The reason why I don’t participate in the #mencallmethings campaign that collects nasty names that male readers call female bloggers is that I don’t think this is a gender issue. I’ve been called names, insulted, stalked, harassed, and bullied by readers who are both male and female. I’m a feminist blogger but I honestly can’t say I see any special viciousness that male readers address to female readers. The anonymous commenting format of online communications brings a lot of nastiness out in people. There is no gender difference in how vile, threatening, and annoying online commenters can become.
Of course, when you cull out of discussions comments that men address to women, you end up with a very scary picture. But when you add nasty comments that women aim at women, women aim at men and men aim at other men, you immediately realize that this is not a gender issue.

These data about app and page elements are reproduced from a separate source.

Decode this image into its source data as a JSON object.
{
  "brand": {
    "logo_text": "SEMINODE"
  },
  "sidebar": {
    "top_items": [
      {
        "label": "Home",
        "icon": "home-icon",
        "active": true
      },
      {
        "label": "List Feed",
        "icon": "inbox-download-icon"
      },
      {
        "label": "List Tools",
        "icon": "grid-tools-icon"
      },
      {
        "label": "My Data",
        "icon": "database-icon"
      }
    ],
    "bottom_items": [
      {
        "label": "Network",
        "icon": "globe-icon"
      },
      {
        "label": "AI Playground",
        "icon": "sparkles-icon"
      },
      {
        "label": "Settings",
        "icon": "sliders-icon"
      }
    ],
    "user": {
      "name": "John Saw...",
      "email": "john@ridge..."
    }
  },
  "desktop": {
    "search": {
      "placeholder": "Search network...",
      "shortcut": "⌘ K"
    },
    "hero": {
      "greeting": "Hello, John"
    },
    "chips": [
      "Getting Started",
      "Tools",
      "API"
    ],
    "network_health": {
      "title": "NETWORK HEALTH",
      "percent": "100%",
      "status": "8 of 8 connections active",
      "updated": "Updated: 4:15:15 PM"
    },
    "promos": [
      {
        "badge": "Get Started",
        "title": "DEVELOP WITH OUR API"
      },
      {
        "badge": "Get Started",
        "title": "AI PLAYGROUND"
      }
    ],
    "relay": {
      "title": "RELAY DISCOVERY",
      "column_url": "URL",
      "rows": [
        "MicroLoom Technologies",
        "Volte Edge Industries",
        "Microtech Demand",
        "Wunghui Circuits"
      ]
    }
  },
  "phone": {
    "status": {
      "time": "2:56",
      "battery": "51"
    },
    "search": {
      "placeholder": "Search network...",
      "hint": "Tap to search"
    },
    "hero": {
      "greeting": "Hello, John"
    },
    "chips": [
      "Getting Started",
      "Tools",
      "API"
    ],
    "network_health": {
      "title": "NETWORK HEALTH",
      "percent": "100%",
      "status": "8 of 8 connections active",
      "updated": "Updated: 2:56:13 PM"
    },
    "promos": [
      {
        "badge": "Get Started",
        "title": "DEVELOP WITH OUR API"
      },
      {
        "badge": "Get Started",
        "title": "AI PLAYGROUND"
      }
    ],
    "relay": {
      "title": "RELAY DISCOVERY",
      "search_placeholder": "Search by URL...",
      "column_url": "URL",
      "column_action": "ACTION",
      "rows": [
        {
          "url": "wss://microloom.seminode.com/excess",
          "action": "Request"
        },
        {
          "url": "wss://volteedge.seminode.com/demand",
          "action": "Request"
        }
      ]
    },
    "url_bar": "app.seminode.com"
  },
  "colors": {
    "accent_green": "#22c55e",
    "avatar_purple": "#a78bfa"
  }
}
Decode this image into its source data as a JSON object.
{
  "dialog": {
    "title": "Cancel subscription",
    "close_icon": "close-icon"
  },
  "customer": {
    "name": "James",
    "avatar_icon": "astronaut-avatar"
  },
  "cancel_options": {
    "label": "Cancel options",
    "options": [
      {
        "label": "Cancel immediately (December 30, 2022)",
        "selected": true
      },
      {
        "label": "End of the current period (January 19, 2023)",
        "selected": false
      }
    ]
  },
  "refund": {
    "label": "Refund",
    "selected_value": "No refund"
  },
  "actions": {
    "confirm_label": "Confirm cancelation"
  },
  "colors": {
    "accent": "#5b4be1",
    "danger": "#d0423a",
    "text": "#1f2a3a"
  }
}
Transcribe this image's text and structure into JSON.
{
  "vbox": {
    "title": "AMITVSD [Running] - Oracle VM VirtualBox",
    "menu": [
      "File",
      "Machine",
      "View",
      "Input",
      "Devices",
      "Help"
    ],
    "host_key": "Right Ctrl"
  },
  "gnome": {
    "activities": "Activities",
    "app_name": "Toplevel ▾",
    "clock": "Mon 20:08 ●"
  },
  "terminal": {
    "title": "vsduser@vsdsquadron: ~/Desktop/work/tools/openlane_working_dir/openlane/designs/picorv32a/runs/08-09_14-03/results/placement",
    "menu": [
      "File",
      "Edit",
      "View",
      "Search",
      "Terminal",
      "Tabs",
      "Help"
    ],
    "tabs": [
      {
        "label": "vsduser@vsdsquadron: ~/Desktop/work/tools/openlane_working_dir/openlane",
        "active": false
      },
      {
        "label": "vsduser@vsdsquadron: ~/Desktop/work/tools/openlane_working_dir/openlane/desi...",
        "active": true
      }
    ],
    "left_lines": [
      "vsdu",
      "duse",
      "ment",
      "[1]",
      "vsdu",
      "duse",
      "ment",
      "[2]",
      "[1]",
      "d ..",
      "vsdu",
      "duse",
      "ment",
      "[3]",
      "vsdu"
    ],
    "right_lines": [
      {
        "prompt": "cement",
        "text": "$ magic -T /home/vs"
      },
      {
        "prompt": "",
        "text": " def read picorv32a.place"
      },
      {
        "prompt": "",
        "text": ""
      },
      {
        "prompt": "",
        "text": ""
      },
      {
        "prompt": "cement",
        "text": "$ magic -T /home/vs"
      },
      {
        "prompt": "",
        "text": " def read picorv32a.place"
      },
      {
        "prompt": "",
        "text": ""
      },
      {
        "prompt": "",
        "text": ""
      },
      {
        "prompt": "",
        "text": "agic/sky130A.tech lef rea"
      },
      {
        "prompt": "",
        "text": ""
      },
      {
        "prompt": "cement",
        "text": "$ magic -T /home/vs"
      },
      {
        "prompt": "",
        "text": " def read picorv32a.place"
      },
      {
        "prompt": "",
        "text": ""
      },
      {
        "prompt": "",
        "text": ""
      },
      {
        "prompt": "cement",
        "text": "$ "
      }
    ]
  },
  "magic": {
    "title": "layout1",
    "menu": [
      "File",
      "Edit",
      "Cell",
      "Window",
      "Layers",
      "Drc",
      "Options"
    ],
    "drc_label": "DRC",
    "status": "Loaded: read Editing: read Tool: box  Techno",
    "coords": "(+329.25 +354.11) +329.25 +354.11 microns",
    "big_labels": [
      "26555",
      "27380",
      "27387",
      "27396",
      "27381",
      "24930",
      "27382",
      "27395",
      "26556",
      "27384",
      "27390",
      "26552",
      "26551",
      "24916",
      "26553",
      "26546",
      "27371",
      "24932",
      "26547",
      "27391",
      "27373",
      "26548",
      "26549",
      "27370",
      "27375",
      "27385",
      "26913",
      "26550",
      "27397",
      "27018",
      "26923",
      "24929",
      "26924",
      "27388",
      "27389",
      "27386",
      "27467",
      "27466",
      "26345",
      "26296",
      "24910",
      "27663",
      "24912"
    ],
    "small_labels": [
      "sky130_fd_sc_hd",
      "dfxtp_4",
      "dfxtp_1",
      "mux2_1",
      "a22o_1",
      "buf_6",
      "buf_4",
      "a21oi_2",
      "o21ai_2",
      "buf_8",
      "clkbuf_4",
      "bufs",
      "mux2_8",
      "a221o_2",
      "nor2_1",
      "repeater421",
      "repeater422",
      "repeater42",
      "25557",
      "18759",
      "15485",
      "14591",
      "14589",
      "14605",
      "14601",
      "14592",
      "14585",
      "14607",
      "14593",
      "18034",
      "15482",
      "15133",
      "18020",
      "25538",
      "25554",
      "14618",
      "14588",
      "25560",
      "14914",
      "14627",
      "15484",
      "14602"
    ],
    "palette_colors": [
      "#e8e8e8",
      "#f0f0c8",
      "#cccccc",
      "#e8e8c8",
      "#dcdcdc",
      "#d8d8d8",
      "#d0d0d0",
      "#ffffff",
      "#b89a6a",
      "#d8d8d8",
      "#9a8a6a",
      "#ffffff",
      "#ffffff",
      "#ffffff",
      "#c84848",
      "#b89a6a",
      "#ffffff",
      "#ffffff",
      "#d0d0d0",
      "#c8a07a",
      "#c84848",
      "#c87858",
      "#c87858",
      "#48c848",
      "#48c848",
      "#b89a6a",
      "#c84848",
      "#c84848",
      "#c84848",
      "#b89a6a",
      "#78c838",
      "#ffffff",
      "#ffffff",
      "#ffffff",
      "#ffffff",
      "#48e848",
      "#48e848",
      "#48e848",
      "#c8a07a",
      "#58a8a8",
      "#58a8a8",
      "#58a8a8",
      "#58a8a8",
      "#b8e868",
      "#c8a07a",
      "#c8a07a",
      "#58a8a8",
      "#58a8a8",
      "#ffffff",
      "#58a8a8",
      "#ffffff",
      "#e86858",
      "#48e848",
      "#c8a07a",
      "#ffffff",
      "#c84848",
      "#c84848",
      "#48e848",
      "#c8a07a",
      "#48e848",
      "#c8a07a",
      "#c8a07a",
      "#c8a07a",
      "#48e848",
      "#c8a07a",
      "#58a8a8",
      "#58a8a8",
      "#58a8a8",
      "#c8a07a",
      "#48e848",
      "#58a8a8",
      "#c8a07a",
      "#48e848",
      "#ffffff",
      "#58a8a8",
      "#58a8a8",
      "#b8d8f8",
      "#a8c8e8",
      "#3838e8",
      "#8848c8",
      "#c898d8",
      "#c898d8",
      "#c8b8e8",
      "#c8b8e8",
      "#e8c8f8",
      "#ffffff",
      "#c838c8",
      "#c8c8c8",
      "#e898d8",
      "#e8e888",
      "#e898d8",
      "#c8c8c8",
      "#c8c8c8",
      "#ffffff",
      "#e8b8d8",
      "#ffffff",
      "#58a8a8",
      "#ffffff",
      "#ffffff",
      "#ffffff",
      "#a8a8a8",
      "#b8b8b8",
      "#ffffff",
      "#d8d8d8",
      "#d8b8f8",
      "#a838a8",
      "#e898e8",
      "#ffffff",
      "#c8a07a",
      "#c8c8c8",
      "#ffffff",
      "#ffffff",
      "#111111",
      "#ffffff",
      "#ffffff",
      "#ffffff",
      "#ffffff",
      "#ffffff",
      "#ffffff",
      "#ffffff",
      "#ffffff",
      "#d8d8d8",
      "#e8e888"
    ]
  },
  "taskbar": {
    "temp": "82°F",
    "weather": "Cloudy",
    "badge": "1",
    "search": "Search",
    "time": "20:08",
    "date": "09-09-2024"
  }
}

Here is another example of what is essentially a non-gender issue that has been transformed into a feminist cause. One of the commonplaces of feminist discussions (if people need links, I can look for them but this has been discussed so often that I feel there is no need to make a separate search) is that women are socialized to please men. As a result, even in professional settings, women rarely dare to contradict men and formulate their objections in the form of questions. Often, they leave their sentences unfinished or use interrogatory intonations to avoid displeasing their male peers. This was even discussed at length in gender studies classes I took in college.
I was present at an intellectual discussion among fellow academics recently and I decided to observe people carefully to see if this was true. I’m not very observant by nature and usually just listen to myself speak during discussions, so here I decided to make a special effort to see if the theory about women trying to please men was true. Almost immediately, I noticed that it was. Female scholars of impeccable academic and intellectual credentials did, indeed, seem very eager to please even those of their male peers who didn’t have nearly the same kind of renown as they did. The star of the gathering, a female scholar who was light years ahead of all of us in terms of publications and scholarly recognition, addressed every response she made to male academics, even those who were beginning graduate students, in the form of questions. The men would sometimes say something completely silly, but she would invariably respond, “That’s very interesting. But don’t you think that. . .?” In her communications with female scholars, she was a lot more blunt and never used the question format.
“Hah!” I thought. “I guess all the theory I read on the subject was right. Women (of course, women from cultures other than mine because we have a very different history of gender relations) do try to please men to their own detriment.”
I was planning to write a post about that but never had the time to do so. And then I attended another gathering of academics. Once again, I decided to remain observant and see whether women were especially eager to please men and to avoid antagonizing them by being too argumentative.
The intellectual discussion in question consisted of two very strong, argumentative and aggressive women (yours truly being one of them) and six male academics. I immediately noticed that these male academics (several of them in a much higher standing than the women in question) were very eager to please the women. They worded their objections in the form of questions, allowed their sentences to trail off, and were inordinately pleased when women offered any kind of agreement with their ideas.
And then I had a valuable insight. Some people are more interested in pleasing others, I realized. There are also many people, however, who are not familiar with the concept of pleasing anybody. This is not a gender issue. This is an issue of personal psychology.
There are really crucial issues feminism still has to address. However, by transforming things that have nothing to do with gender into feminist causes, we dilute the power of feminist activism and serve no useful purpose.